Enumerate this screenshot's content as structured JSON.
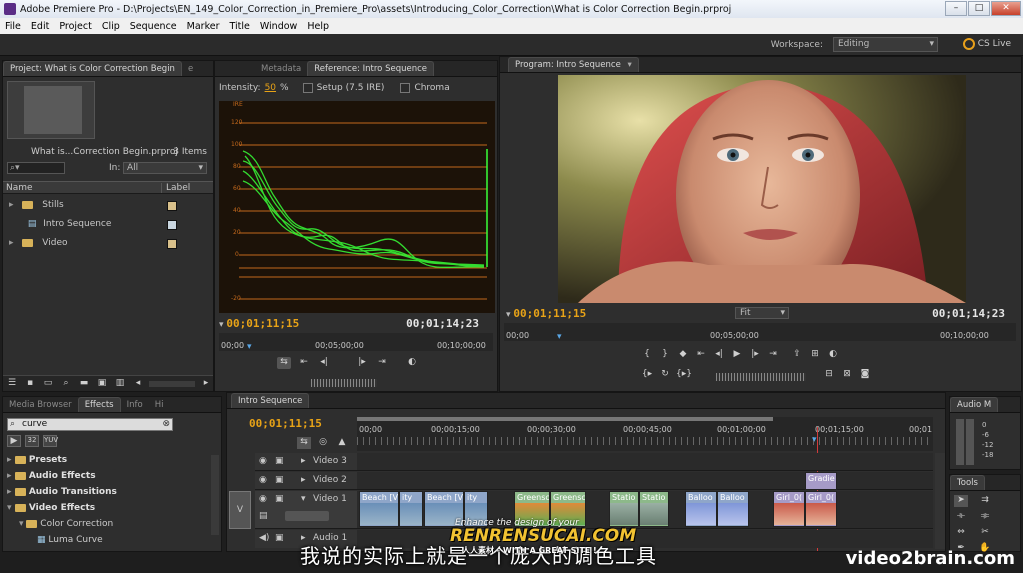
{
  "window": {
    "title": "Adobe Premiere Pro - D:\\Projects\\EN_149_Color_Correction_in_Premiere_Pro\\assets\\Introducing_Color_Correction\\What is Color Correction Begin.prproj"
  },
  "menu": [
    "File",
    "Edit",
    "Project",
    "Clip",
    "Sequence",
    "Marker",
    "Title",
    "Window",
    "Help"
  ],
  "workspace": {
    "label": "Workspace:",
    "value": "Editing",
    "cslive": "CS Live"
  },
  "project_panel": {
    "tabs": [
      "Project: What is Color Correction Begin",
      "e",
      "Metadata"
    ],
    "filename": "What is...Correction Begin.prproj",
    "item_count": "3 Items",
    "in_label": "In:",
    "in_value": "All",
    "col_name": "Name",
    "col_label": "Label",
    "items": [
      {
        "name": "Stills",
        "type": "folder",
        "label_color": "#d8c08a"
      },
      {
        "name": "Intro Sequence",
        "type": "sequence",
        "label_color": "#c9d6e0"
      },
      {
        "name": "Video",
        "type": "folder",
        "label_color": "#d8c08a"
      }
    ]
  },
  "reference_monitor": {
    "tab": "Reference: Intro Sequence",
    "intensity_label": "Intensity:",
    "intensity_value": "50",
    "intensity_unit": "%",
    "setup_label": "Setup (7.5 IRE)",
    "chroma_label": "Chroma",
    "ire_label": "IRE",
    "scale": [
      "120",
      "100",
      "80",
      "60",
      "40",
      "20",
      "0",
      "-20"
    ],
    "timecode_current": "00;01;11;15",
    "timecode_duration": "00;01;14;23",
    "ruler": [
      "00;00",
      "00;05;00;00",
      "00;10;00;00"
    ]
  },
  "program_monitor": {
    "tab": "Program: Intro Sequence",
    "fit": "Fit",
    "timecode_current": "00;01;11;15",
    "timecode_duration": "00;01;14;23",
    "ruler": [
      "00;00",
      "00;05;00;00",
      "00;10;00;00"
    ]
  },
  "effects_panel": {
    "tabs": [
      "Media Browser",
      "Effects",
      "Info",
      "Hi"
    ],
    "search_value": "curve",
    "tree": [
      {
        "label": "Presets",
        "level": 0
      },
      {
        "label": "Audio Effects",
        "level": 0
      },
      {
        "label": "Audio Transitions",
        "level": 0
      },
      {
        "label": "Video Effects",
        "level": 0
      },
      {
        "label": "Color Correction",
        "level": 1
      },
      {
        "label": "Luma Curve",
        "level": 2
      }
    ]
  },
  "timeline": {
    "tab": "Intro Sequence",
    "timecode": "00;01;11;15",
    "ruler": [
      "00;00",
      "00;00;15;00",
      "00;00;30;00",
      "00;00;45;00",
      "00;01;00;00",
      "00;01;15;00",
      "00;01"
    ],
    "tracks": [
      "Video 3",
      "Video 2",
      "Video 1",
      "Audio 1"
    ],
    "v_label": "V",
    "clips_v1": [
      {
        "label": "Beach [V]",
        "color": "#8fa6c9"
      },
      {
        "label": "ity",
        "color": "#8fa6c9"
      },
      {
        "label": "Beach [V]",
        "color": "#8fa6c9"
      },
      {
        "label": "ity",
        "color": "#8fa6c9"
      },
      {
        "label": "Greensc",
        "color": "#8db98a"
      },
      {
        "label": "Greensc",
        "color": "#8db98a"
      },
      {
        "label": "Statio",
        "color": "#8db98a"
      },
      {
        "label": "Statio",
        "color": "#8db98a"
      },
      {
        "label": "Balloo",
        "color": "#8fa6c9"
      },
      {
        "label": "Balloo",
        "color": "#8fa6c9"
      },
      {
        "label": "Girl_0(",
        "color": "#a69bc7"
      },
      {
        "label": "Girl_0(",
        "color": "#a69bc7"
      }
    ],
    "clip_v2": {
      "label": "Gradie",
      "color": "#a69bc7"
    }
  },
  "audio_meters": {
    "tab": "Audio M",
    "scale": [
      "0",
      "-6",
      "-12",
      "-18"
    ]
  },
  "tools": {
    "tab": "Tools"
  },
  "overlay": {
    "subtitle": "我说的实际上就是一个庞大的调色工具",
    "watermark_line1": "Enhance the design of your",
    "watermark_brand": "RENRENSUCAI.COM",
    "watermark_line3": "人人素材 - WITH A GREAT SITE !",
    "corner": "video2brain.com"
  }
}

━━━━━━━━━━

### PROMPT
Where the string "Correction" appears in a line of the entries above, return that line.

### RESPONSE TO THIS EXERCISE
    "title": "Adobe Premiere Pro - D:\\Projects\\EN_149_Color_Correction_in_Premiere_Pro\\assets\\Introducing_Color_Correction\\What is Color Correction Begin.prproj"
      "Project: What is Color Correction Begin",
    "filename": "What is...Correction Begin.prproj",
        "label": "Color Correction",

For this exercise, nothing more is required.